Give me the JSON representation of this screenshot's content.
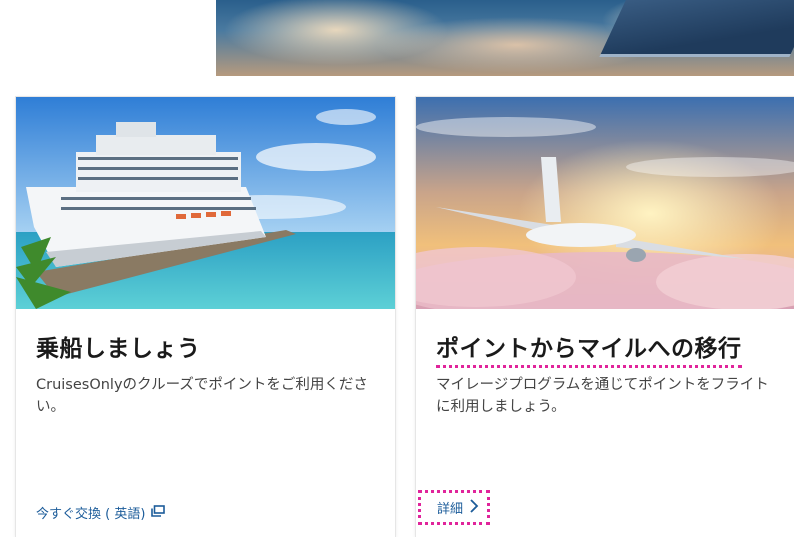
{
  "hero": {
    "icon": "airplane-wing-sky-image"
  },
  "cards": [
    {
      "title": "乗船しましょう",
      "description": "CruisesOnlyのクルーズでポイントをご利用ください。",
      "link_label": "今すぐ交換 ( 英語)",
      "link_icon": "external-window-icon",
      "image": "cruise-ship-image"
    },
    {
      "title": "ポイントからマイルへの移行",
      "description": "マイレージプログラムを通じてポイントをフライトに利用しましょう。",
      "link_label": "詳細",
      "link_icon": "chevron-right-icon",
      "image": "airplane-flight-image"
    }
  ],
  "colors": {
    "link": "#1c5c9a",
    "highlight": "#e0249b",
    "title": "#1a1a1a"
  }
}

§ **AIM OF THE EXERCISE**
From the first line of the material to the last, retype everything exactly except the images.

§ **THE ANSWER**
Give me the JSON representation of this screenshot's content.
{
  "hero": {
    "icon": "airplane-wing-sky-image"
  },
  "cards": [
    {
      "title": "乗船しましょう",
      "description": "CruisesOnlyのクルーズでポイントをご利用ください。",
      "link_label": "今すぐ交換 ( 英語)",
      "link_icon": "external-window-icon",
      "image": "cruise-ship-image"
    },
    {
      "title": "ポイントからマイルへの移行",
      "description": "マイレージプログラムを通じてポイントをフライトに利用しましょう。",
      "link_label": "詳細",
      "link_icon": "chevron-right-icon",
      "image": "airplane-flight-image"
    }
  ],
  "colors": {
    "link": "#1c5c9a",
    "highlight": "#e0249b",
    "title": "#1a1a1a"
  }
}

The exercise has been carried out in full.